**WHAT IS NEEDED:** Only a number is expected: the count of lines in the listing where "icon" occurs.

------------------------------------------------

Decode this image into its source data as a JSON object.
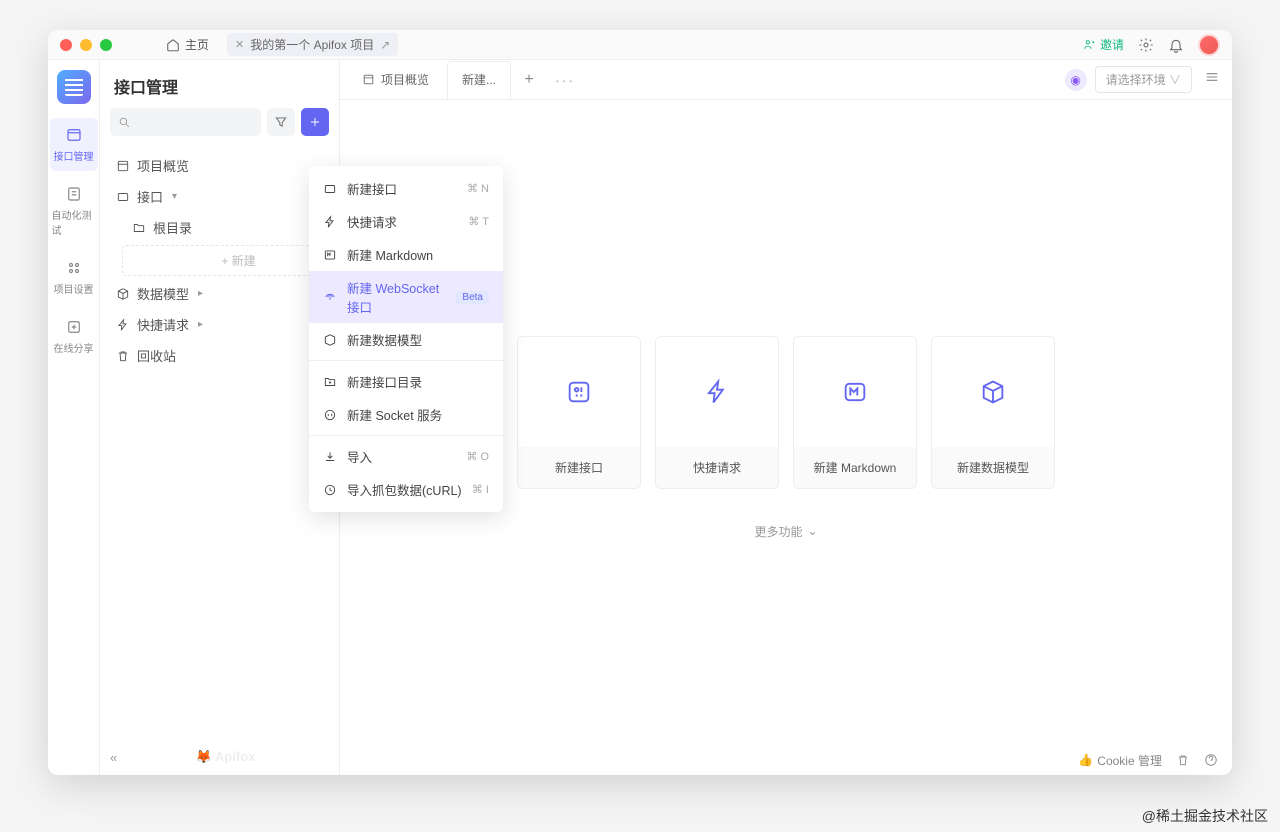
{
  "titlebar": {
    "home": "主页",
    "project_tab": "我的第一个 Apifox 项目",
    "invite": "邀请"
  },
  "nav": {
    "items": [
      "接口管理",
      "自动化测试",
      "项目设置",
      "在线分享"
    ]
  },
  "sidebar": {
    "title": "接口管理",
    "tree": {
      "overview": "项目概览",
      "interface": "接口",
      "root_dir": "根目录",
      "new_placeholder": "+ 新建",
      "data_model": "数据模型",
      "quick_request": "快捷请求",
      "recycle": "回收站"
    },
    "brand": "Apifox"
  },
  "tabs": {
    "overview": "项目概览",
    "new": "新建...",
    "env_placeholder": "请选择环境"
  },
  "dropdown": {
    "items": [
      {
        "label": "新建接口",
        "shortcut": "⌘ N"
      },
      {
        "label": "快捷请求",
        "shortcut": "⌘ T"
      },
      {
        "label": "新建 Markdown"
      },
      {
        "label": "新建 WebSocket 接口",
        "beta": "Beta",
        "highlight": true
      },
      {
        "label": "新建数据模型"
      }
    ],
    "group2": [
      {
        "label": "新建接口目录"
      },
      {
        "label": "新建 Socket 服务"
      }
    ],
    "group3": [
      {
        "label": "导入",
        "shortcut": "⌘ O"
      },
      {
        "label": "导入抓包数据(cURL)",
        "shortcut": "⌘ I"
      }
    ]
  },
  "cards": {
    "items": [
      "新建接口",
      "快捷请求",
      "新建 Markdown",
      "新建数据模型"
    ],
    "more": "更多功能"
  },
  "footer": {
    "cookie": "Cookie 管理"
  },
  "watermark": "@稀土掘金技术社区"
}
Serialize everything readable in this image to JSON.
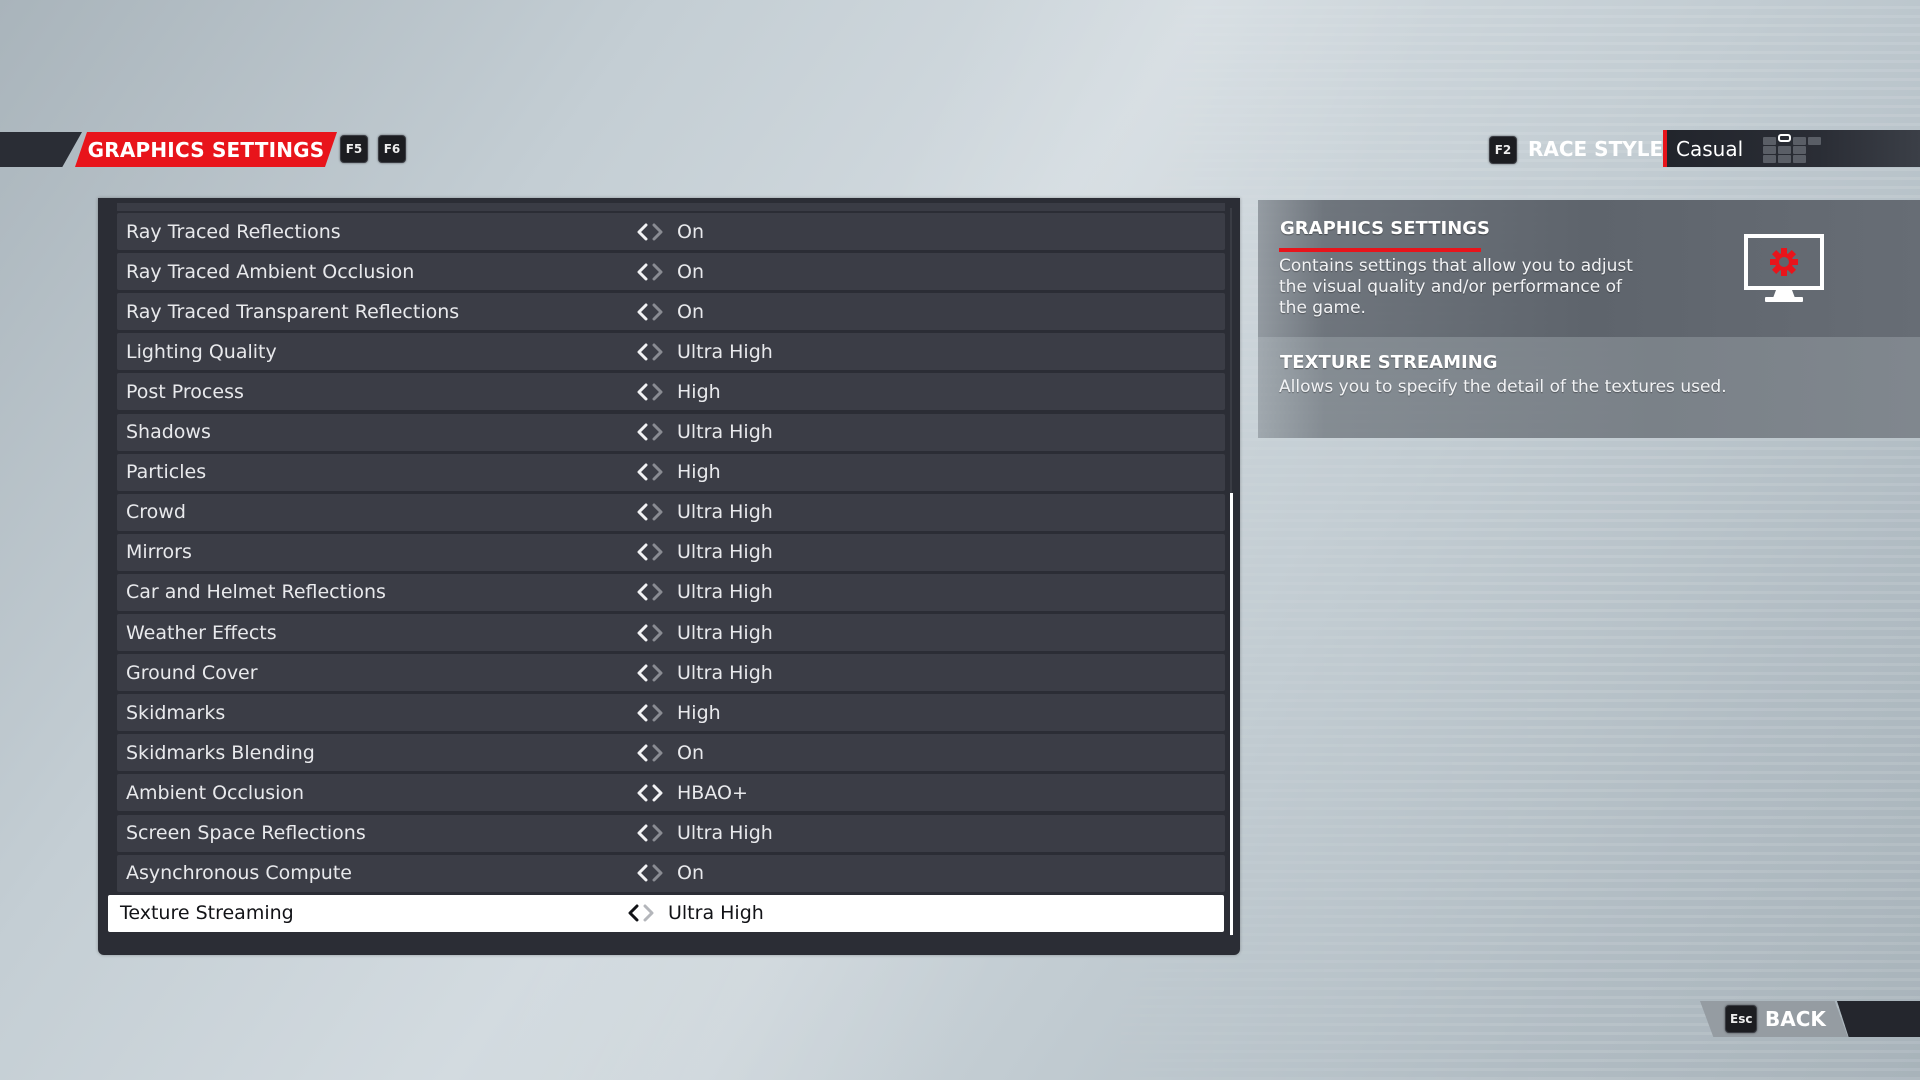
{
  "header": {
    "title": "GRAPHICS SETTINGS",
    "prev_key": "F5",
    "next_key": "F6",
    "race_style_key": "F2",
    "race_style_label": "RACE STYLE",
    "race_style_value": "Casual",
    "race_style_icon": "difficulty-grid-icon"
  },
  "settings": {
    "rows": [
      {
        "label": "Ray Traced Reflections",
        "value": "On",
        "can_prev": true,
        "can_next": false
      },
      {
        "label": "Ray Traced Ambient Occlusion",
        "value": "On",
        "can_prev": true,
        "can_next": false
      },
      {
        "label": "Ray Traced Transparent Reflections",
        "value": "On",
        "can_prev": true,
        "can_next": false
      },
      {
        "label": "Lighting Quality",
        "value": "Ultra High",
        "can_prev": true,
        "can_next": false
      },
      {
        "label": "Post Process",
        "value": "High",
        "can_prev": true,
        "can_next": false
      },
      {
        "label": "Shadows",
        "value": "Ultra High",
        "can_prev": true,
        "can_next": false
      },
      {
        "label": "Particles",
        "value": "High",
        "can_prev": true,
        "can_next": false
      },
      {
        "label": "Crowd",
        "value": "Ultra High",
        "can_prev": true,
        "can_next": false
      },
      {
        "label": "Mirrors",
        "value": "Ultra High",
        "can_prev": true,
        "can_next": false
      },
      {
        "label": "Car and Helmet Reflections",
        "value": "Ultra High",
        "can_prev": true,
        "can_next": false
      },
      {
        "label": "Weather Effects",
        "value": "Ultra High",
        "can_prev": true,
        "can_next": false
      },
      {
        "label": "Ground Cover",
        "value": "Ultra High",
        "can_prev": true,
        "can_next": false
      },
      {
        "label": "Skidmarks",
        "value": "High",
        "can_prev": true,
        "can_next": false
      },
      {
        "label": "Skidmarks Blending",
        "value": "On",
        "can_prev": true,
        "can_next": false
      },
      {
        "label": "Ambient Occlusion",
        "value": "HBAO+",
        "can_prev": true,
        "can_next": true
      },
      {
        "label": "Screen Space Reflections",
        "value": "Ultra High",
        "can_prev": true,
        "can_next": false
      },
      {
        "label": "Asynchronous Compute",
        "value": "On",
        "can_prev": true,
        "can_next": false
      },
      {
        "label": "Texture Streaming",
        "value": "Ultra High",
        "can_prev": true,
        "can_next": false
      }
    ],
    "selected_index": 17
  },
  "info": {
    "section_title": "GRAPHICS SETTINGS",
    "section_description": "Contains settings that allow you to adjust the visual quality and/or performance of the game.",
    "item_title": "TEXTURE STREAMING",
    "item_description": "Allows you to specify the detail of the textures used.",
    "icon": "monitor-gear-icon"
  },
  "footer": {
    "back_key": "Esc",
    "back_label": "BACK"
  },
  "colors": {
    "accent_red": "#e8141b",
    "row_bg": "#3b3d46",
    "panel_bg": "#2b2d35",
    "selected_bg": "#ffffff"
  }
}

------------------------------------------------

**RESPONSE BOX:** 2